Shoes – Ignition (Black Vinyl) review
For any great power pop record, the drums are just as important as the chiming melodies. From the Raspberries, and Badfinger, to Matthew Sweet and the Posies, every great band of this genre were propelled by excellent drumming. For Shoes, they’d always fallen a little short in this category – until now, with their brand new album Ignition.
The first new Shoes record in 18 years is also their best.
Shoes arrived in 1977 with their first national release, Black Vinyl Shoes, containing melodic hooks and sweet harmonies – traits that would stay with the band their entire career. That album was recorded in the band’s living room, giving it a certain low-fi charm, but never realizing the full potential for many of the great songs. That album was the vehicle that got them signed to Elektra for three records in the late 70’s and early 80’s, and even garnered a decent amount of play on early MTV. Yet, although the albums of this period are decent, there’s still a spirit missing. Once their major label contract expired, the band took to making their own records independently. Many of their albums of the 80’s and 90’s are heavily infused with synthesizers, giving them an unfortunately dated sound. 1994’s Propeller upped the amps and drums, but lacked hooks in many songs. That’s what makes Ignition so great – all 15 songs are winners – guaranteed to get you humming along. But, it’s the drums of John Richardson, who’s been touring with them since 1994, that truly makes a difference. His playing is meaty – it’s his rhythms that drive much of the songs, giving these hooks the backing they need to take them to another level.
The Power Pop genre is usually done best by younger musicians. Take, for instance, the Raspberries’ and Big Star reunions of the last ten years – it was great to see those guys playing their classic tunes – but they were too old to really kick it like they used to. That’s what makes the Shoes reunion unbelievable – these guys sound like young pups on songs like the rocker “Heaven Help Me,” or the jangly “The Joke’s On You.” They still wear their influences on their sleeve, like the Pepper-esque “Maybe Now,” or the mid-Sixties pop of “Wrong Idea.” And, it’s not all one flavor, with plenty of surprises, like the gritty Stones’rocker “Hot Mess.”
While there might be a youthful energy to the music, many of the lyrics deal with mortality. On “Head vs. Heart,” Gary Klebe sings “Time is chasing me down,” while “Nobody to Blame” features the lyrics “life goes on anyway / it’s over and there’s nobody to blame.” And, they’ve saved one of the best for last – the album’s final track, “Only We Remain,” is pure power pop perfection, and is reminiscent of “Shake Some Action” from the Flamin’ Groovies.
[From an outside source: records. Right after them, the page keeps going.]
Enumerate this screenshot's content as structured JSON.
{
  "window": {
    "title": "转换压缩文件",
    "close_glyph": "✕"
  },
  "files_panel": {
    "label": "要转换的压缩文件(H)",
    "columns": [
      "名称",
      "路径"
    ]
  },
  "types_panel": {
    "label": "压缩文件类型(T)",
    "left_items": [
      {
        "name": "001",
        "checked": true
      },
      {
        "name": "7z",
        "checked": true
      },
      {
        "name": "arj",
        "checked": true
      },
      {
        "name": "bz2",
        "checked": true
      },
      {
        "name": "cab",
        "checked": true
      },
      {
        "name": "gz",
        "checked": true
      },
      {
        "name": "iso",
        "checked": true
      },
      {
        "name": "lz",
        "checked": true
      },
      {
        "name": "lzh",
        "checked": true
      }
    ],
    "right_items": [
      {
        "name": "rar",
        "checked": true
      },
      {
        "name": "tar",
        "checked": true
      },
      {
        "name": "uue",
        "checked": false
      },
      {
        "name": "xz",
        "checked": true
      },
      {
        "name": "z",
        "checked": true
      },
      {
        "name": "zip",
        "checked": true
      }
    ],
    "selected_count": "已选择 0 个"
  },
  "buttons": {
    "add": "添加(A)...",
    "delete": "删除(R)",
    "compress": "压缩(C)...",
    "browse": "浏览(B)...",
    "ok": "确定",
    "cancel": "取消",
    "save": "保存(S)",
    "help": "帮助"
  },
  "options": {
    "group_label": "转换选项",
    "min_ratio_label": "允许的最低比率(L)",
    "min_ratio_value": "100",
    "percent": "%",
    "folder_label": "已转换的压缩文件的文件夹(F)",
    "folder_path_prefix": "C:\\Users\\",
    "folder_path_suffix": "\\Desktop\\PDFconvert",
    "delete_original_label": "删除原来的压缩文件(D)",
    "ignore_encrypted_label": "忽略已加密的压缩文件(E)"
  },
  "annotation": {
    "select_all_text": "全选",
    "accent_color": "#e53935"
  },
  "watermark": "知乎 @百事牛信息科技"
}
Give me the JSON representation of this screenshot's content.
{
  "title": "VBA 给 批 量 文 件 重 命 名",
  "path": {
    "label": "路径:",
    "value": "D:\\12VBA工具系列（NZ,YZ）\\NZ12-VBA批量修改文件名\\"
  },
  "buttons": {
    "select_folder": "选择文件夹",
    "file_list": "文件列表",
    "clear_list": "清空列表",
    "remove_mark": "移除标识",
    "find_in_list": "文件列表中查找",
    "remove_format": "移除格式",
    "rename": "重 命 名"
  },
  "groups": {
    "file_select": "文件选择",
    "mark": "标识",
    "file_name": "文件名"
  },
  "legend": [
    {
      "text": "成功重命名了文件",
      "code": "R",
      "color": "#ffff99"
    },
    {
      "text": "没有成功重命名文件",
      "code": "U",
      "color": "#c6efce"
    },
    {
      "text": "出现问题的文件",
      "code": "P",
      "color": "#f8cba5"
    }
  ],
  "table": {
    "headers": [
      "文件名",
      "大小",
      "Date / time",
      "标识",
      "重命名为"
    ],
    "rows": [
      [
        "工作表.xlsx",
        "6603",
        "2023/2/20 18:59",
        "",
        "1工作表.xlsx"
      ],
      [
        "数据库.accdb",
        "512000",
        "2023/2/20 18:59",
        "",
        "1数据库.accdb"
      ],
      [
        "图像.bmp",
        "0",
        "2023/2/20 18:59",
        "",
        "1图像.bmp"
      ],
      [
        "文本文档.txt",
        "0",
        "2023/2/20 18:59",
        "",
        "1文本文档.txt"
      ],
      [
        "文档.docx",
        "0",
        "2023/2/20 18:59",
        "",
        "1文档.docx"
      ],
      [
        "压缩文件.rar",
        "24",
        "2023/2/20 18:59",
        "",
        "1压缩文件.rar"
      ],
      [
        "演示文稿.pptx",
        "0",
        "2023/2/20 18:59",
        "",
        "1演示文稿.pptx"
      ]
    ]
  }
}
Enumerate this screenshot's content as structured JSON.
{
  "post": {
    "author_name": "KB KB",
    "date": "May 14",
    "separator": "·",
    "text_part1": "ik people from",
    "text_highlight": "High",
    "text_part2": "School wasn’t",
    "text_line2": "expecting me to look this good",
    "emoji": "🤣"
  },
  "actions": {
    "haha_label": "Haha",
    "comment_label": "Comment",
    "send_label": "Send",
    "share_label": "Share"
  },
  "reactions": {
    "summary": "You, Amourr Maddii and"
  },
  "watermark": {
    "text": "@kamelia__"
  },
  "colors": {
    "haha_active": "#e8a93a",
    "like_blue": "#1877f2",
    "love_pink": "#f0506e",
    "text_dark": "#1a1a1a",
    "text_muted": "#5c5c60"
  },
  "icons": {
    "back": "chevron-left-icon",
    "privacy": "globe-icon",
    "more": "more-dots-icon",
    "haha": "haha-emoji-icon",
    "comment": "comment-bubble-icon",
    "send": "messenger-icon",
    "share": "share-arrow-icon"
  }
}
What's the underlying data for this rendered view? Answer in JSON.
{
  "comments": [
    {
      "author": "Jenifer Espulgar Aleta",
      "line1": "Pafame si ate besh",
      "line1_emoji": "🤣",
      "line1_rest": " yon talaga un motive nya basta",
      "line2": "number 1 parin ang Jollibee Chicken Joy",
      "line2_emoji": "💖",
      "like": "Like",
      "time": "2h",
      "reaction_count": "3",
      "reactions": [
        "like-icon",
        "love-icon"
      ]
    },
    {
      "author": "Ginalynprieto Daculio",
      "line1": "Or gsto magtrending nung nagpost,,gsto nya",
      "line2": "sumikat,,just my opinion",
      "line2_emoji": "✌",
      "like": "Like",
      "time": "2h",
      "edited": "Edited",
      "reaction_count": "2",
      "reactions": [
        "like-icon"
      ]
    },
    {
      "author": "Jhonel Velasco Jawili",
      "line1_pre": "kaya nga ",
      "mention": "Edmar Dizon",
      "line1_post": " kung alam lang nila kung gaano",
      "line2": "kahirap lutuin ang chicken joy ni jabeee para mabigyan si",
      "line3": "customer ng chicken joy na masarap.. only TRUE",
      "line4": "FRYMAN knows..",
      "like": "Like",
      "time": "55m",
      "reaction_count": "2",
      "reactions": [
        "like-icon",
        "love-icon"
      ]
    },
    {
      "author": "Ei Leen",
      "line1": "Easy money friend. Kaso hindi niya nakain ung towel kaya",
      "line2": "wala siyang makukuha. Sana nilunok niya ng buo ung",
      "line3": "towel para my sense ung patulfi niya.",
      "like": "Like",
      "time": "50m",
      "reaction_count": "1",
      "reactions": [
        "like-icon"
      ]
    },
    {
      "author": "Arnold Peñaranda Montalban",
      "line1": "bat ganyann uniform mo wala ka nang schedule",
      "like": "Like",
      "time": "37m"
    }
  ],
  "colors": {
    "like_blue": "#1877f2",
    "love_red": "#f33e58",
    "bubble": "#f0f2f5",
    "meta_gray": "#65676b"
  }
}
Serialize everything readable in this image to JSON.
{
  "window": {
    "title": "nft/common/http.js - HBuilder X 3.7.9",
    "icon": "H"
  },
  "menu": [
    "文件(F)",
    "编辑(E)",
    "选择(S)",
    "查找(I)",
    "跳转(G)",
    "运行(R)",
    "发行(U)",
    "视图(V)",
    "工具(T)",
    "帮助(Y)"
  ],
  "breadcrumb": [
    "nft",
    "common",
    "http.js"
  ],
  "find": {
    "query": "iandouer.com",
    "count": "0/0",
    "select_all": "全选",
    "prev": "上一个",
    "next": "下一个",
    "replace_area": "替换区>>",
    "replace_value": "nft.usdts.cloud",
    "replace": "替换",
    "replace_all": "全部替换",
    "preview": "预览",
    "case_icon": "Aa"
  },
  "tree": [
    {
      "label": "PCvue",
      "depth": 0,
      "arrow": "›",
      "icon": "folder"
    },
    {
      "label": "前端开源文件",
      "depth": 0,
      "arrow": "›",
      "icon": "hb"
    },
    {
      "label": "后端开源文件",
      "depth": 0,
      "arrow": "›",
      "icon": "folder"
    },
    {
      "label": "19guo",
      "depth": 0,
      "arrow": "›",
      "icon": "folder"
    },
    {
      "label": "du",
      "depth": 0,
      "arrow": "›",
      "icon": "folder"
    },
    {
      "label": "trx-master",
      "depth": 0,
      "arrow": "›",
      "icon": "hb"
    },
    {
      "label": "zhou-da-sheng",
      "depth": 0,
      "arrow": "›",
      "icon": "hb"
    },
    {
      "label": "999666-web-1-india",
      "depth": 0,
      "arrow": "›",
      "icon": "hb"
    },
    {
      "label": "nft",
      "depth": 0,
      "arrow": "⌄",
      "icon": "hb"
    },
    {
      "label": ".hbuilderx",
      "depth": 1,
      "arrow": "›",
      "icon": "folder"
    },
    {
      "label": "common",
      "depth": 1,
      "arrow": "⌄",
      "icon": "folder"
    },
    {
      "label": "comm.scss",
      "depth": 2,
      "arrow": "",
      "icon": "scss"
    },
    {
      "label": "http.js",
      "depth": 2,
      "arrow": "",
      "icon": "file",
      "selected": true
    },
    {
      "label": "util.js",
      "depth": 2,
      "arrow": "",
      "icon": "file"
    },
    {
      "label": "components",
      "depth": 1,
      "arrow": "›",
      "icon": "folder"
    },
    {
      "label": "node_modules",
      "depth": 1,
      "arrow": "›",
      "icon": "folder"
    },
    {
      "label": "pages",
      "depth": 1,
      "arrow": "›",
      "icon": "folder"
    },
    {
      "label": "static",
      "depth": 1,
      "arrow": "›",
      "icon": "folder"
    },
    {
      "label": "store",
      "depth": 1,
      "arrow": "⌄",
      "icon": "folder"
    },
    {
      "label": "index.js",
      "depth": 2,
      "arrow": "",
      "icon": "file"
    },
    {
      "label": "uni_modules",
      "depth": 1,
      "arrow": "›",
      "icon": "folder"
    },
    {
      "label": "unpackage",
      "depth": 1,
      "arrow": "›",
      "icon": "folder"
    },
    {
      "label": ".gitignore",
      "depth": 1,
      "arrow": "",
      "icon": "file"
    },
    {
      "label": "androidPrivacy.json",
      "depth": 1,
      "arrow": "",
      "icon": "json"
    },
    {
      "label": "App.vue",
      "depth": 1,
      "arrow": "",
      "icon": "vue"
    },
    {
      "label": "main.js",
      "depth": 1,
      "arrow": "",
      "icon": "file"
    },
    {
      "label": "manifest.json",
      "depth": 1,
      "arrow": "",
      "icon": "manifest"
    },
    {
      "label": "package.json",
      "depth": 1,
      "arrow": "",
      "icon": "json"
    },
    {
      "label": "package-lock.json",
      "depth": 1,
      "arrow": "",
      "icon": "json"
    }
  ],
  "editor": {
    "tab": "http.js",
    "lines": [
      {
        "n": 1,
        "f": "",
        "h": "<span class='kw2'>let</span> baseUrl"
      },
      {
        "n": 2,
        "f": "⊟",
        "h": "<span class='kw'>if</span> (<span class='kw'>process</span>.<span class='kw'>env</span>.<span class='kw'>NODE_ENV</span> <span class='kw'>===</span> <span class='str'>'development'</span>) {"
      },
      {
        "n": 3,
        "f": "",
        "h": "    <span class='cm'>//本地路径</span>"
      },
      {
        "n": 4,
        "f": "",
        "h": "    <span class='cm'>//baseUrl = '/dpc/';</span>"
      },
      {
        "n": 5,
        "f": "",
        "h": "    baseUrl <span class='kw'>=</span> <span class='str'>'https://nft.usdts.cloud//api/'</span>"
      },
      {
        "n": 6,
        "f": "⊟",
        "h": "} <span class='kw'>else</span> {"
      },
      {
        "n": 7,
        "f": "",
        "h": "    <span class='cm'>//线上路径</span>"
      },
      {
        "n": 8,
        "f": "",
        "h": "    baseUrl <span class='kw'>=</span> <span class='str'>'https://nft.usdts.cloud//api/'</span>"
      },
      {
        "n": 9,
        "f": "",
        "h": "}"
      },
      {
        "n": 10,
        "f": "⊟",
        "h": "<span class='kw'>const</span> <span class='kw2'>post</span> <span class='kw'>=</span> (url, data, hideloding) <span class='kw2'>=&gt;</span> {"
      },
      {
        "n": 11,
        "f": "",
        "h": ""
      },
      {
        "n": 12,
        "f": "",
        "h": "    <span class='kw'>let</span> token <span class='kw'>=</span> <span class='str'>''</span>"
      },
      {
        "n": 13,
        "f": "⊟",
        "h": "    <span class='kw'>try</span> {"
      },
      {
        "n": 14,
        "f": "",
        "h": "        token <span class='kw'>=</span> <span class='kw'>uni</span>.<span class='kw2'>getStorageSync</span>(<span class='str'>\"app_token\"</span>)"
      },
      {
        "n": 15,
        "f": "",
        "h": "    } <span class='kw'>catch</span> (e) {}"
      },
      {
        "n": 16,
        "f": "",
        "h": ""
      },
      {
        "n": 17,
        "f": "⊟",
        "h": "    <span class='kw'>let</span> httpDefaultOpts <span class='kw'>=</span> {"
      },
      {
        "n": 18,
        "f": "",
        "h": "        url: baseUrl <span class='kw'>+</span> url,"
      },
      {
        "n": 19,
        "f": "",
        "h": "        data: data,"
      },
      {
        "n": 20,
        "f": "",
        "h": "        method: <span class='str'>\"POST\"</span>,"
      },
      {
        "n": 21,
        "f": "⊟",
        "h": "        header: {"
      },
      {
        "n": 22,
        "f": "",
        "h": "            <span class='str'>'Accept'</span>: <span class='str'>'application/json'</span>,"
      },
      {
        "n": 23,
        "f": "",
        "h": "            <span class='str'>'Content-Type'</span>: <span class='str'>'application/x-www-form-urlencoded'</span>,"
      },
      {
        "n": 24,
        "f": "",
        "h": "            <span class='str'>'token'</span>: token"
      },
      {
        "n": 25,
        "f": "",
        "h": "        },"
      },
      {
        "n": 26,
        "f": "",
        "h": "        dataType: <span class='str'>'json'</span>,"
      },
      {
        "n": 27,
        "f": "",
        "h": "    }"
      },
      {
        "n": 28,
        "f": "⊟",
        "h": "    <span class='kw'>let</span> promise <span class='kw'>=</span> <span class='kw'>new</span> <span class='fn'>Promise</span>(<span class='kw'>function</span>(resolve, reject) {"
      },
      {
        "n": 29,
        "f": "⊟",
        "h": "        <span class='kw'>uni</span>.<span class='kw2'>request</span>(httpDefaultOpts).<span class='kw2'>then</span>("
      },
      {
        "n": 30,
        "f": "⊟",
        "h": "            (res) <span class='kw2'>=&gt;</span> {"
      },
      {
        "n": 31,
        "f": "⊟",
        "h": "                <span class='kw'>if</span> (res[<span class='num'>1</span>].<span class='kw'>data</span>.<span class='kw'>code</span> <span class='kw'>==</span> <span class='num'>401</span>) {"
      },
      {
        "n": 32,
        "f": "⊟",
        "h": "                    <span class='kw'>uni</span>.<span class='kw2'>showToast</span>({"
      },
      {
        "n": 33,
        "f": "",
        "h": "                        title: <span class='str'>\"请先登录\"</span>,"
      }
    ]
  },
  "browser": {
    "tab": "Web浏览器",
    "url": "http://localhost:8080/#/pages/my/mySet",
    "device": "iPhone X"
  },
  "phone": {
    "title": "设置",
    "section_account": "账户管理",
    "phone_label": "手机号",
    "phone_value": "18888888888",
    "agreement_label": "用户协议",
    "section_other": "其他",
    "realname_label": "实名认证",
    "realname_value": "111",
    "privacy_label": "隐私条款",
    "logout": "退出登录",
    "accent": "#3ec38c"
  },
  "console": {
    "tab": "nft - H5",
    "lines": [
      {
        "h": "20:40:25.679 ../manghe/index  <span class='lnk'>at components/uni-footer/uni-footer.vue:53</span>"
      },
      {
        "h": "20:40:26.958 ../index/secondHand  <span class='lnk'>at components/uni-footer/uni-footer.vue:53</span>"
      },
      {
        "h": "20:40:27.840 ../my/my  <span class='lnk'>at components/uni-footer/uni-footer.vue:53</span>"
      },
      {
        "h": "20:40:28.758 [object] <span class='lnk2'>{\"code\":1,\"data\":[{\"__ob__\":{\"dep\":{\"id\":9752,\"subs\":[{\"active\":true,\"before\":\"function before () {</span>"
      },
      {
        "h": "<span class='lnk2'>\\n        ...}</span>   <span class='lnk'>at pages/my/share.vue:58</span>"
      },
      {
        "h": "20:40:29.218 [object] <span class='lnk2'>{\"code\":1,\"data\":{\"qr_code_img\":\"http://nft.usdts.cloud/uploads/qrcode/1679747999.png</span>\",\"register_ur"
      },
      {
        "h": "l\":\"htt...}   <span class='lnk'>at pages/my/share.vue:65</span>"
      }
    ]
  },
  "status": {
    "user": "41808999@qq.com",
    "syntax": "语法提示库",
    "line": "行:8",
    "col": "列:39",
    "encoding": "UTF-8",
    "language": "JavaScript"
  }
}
Shoes have flown under the radar most of their career. Yet, Ignition proves that they can still deliver the goods. Recommended for power pop lovers, or anyone that misses great melodic choruses. One of my favorite albums of the year. –Tony Peters